BP Control: Improvement in a University Medical Clinic by Use of a Physician's Associate

Author Affiliations

From the Division of General Internal Medicine, Department of Medicine, Veterans Administration Medical Center (Drs Hla and Feussner), Duke University Medical Center (Drs Neelon, Linfors, Starmer, and McKee and Ms Blessing-Feussner), and the Howard Hughes Medical Institute at Duke University Medical Center (Dr McKee), Durham, NC.

Arch Intern Med. 1983;143(5):920-923. doi:10.1001/archinte.1983.00350050078015

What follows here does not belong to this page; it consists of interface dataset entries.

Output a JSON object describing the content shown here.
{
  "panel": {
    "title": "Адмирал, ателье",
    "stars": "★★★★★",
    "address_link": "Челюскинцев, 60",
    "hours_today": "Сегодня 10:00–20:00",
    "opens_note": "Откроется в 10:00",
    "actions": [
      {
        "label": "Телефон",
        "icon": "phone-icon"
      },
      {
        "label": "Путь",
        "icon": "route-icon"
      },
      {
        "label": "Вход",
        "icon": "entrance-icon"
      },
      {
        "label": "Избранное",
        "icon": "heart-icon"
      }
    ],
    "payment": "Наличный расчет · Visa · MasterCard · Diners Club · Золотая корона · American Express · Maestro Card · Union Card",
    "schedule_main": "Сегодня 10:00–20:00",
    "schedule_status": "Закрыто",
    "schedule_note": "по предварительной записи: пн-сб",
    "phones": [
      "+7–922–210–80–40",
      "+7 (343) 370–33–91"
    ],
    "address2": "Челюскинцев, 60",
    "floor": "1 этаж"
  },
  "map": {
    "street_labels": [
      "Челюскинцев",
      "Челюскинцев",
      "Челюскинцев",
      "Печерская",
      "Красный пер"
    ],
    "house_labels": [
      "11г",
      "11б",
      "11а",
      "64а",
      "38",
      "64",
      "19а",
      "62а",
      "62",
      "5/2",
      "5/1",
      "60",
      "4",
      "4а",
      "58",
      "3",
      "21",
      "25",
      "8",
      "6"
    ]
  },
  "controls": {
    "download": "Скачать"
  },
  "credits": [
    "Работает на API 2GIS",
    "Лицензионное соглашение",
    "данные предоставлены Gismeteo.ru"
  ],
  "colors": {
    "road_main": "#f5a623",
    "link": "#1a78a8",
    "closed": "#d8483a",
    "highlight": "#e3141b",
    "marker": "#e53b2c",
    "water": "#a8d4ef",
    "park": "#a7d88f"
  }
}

• Many hypertensive patients, especially those in outpatient clinics at large teaching hospitals, do not achieve BP control. We incorporated a physician's associate into an existing house staff medical clinic and evaluated whether this improved BP control. In patients with moderate or severe hypertension, BP control was achieved in 56% of patients observed by both the physician's associate and the house staff and in 32% of patients observed solely by house staff. Possible contributing factors were more frequent follow-up, simplification of drug regimens, reduced waiting time, more time spent with the patients, and overall greater satisfaction with the physician's associate. We conclude that the addition of a physician's associate to an outpatient clinic is an effective method for enhancing BP control. This can be achieved without establishing a separate hypertension clinic or depriving house staff of experience in the management of hypertension.

(Arch Intern Med 1983;143:920-923)